Assigned task
Which lines of the entries hold the string "label"? Copy each one.

Records from a collection
----------------------------------------

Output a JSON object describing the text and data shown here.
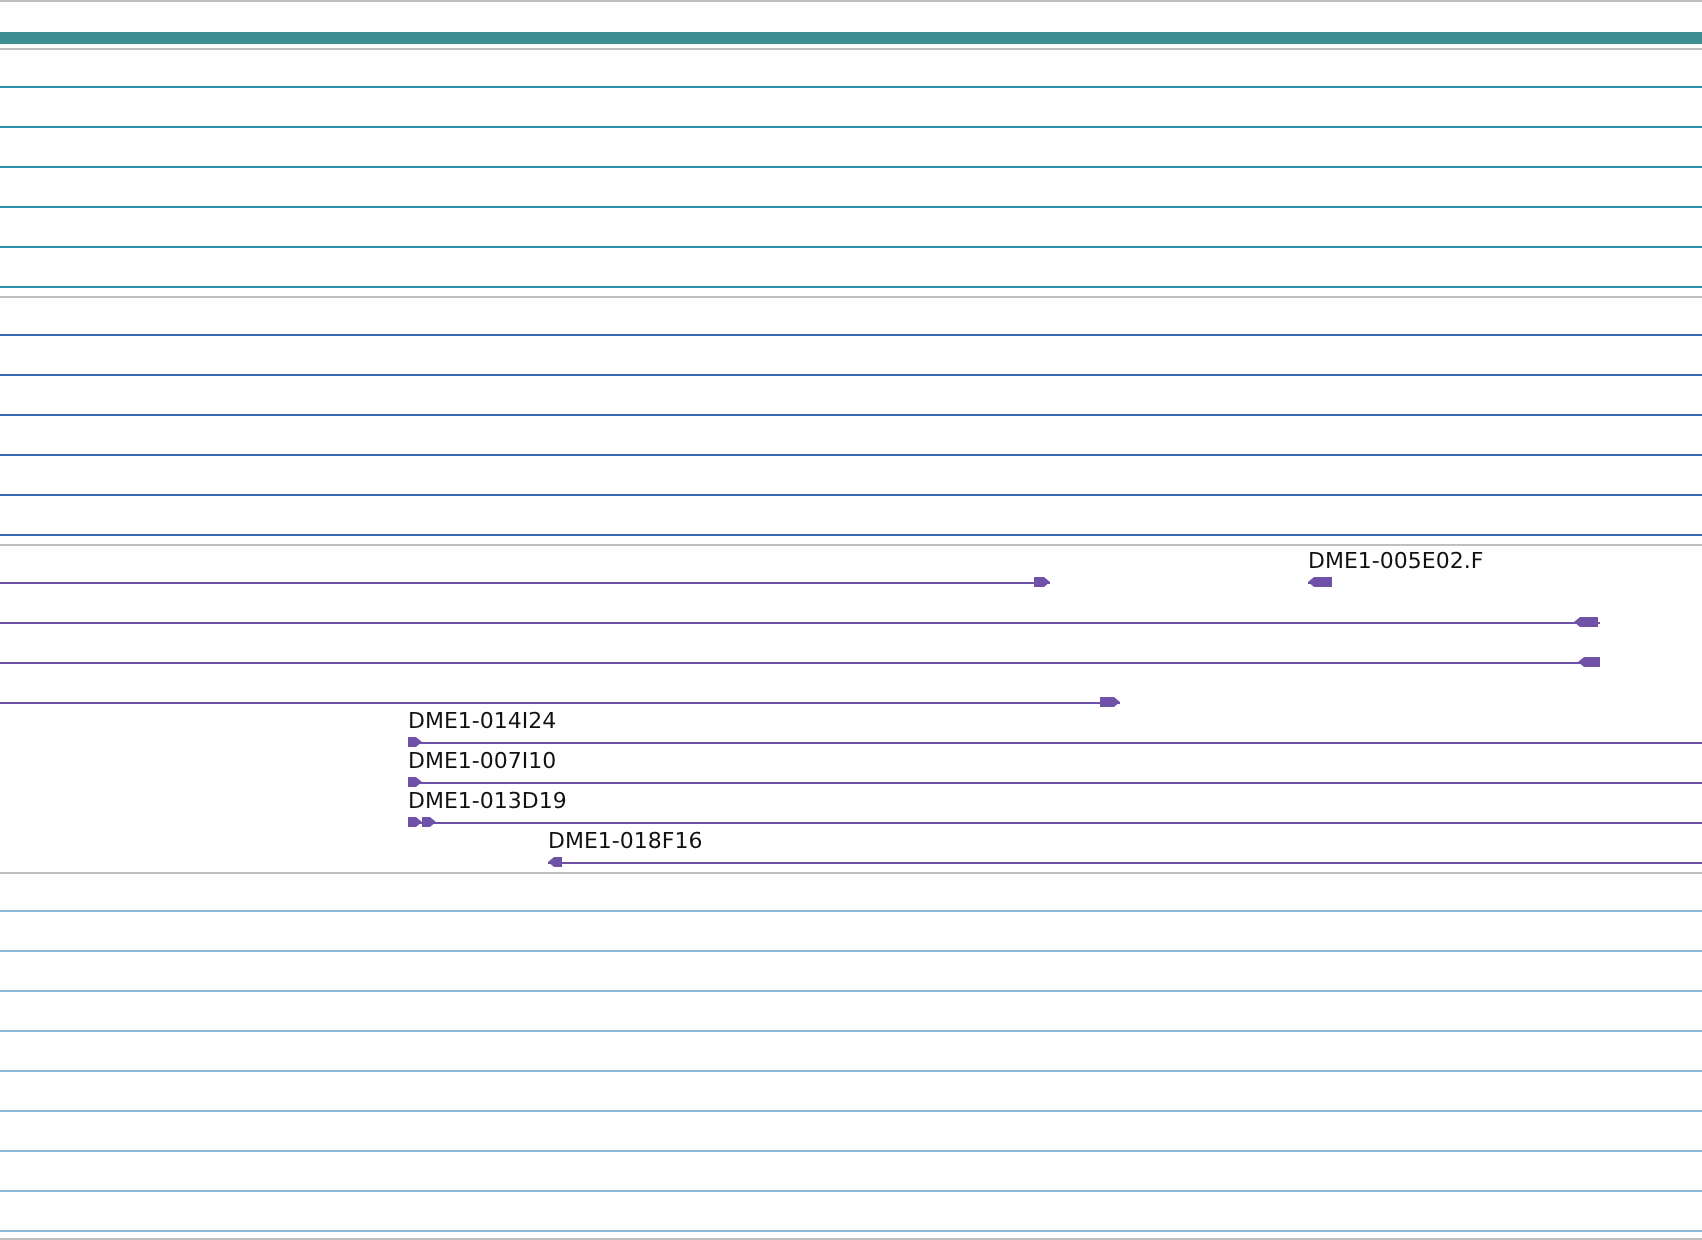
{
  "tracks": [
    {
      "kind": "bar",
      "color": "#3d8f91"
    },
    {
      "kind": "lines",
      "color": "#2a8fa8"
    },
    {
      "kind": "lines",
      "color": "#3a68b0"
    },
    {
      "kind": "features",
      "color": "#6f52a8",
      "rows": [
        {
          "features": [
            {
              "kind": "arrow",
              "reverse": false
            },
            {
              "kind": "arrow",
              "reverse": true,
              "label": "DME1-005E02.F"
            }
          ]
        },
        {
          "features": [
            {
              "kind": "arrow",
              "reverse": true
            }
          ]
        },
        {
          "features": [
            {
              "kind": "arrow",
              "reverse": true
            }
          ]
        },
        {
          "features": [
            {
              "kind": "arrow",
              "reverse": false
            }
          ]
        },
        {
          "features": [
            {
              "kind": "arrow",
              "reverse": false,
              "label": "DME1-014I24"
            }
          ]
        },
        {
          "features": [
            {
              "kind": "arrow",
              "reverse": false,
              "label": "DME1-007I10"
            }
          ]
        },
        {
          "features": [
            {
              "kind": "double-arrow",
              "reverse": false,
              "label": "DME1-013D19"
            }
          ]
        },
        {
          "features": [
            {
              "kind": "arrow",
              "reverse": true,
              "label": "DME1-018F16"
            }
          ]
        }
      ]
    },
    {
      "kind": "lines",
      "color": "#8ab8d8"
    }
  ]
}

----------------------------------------

Your solution
              "label": "DME1-005E02.F"
              "label": "DME1-014I24"
              "label": "DME1-007I10"
              "label": "DME1-013D19"
              "label": "DME1-018F16"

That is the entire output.